• **Exercise aim**: Copy out each line in the listing below where the word "JSON" appears.

───

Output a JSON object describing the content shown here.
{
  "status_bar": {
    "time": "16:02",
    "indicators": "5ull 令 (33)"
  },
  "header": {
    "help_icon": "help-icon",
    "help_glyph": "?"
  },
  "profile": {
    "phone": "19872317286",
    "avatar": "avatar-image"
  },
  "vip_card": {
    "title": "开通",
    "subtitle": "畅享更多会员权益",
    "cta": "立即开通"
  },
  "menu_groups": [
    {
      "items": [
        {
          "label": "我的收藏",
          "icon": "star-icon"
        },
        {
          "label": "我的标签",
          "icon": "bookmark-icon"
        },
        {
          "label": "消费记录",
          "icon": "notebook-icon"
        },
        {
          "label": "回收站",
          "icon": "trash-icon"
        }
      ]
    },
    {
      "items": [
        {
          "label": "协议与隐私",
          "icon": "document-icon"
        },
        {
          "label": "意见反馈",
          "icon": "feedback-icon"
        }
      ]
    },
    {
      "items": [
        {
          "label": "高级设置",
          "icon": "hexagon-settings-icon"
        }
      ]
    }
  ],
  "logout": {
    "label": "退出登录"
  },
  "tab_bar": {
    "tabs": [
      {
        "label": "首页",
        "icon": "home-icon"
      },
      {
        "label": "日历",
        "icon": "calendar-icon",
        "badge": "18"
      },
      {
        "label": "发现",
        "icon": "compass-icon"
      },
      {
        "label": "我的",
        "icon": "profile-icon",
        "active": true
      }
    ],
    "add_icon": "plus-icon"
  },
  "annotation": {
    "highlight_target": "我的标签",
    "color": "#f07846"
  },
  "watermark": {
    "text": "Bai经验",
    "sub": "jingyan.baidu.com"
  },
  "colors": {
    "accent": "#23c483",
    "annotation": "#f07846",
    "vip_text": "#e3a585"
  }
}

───

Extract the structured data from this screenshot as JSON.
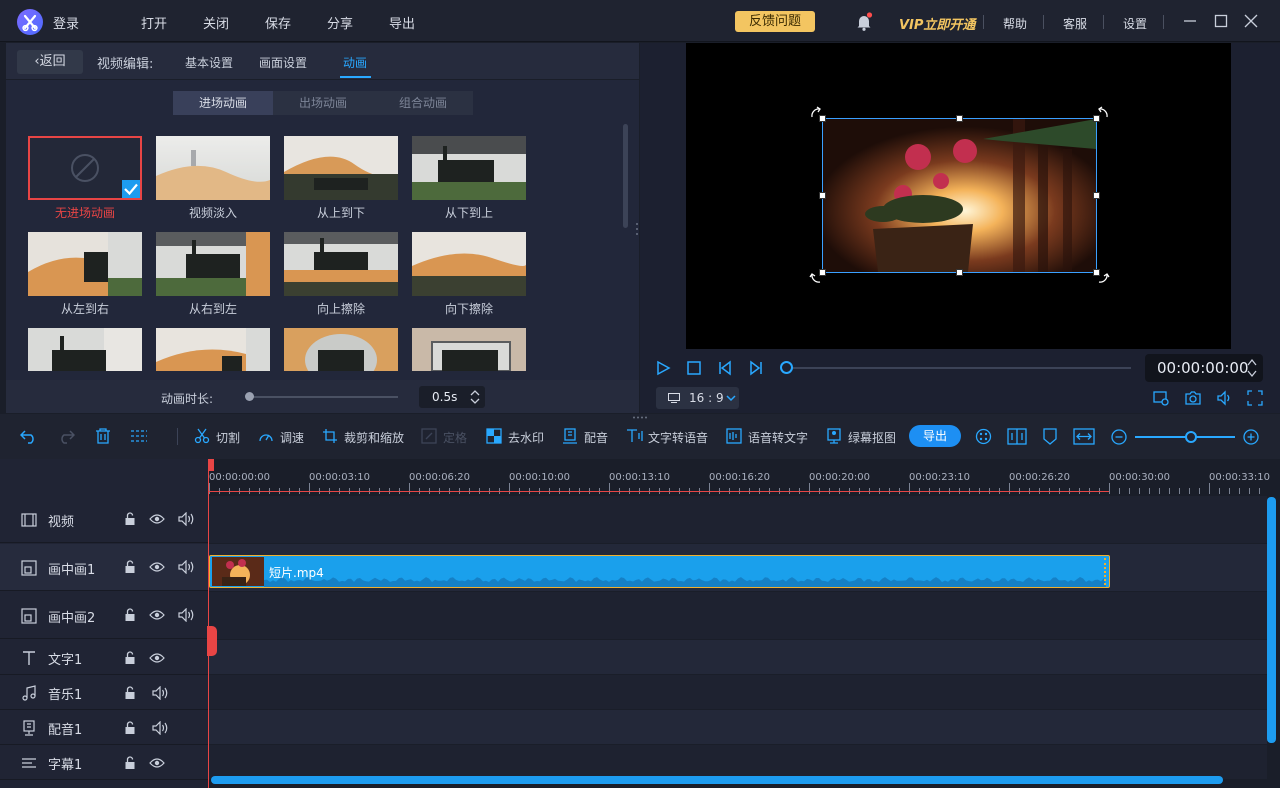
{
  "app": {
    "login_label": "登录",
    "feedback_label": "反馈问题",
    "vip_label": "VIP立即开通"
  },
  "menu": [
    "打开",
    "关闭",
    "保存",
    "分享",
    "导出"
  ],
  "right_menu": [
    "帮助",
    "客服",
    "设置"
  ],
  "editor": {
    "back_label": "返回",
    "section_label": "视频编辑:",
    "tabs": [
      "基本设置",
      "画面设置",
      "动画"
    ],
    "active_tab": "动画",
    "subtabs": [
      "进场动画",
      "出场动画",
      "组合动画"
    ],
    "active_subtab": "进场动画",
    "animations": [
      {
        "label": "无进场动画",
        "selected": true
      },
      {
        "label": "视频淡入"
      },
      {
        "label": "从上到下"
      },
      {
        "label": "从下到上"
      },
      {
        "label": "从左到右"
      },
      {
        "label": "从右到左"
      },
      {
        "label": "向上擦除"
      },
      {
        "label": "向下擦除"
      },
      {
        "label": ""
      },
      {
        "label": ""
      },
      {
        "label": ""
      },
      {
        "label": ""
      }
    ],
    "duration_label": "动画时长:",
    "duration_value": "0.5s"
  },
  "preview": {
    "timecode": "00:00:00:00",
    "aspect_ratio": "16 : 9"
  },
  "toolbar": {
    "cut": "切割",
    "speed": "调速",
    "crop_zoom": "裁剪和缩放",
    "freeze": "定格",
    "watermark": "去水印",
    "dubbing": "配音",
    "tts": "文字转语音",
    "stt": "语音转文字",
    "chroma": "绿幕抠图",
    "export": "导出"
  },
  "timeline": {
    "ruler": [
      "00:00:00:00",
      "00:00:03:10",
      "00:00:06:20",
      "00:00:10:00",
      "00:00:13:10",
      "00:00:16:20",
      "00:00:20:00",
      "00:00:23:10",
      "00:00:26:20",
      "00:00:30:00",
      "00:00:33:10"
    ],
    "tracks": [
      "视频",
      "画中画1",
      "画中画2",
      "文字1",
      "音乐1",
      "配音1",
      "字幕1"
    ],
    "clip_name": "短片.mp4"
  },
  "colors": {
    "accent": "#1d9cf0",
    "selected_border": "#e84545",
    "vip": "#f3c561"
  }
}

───

• **Answer**:
Output a JSON object describing the content shown here.
Extract the structured data from this screenshot as JSON.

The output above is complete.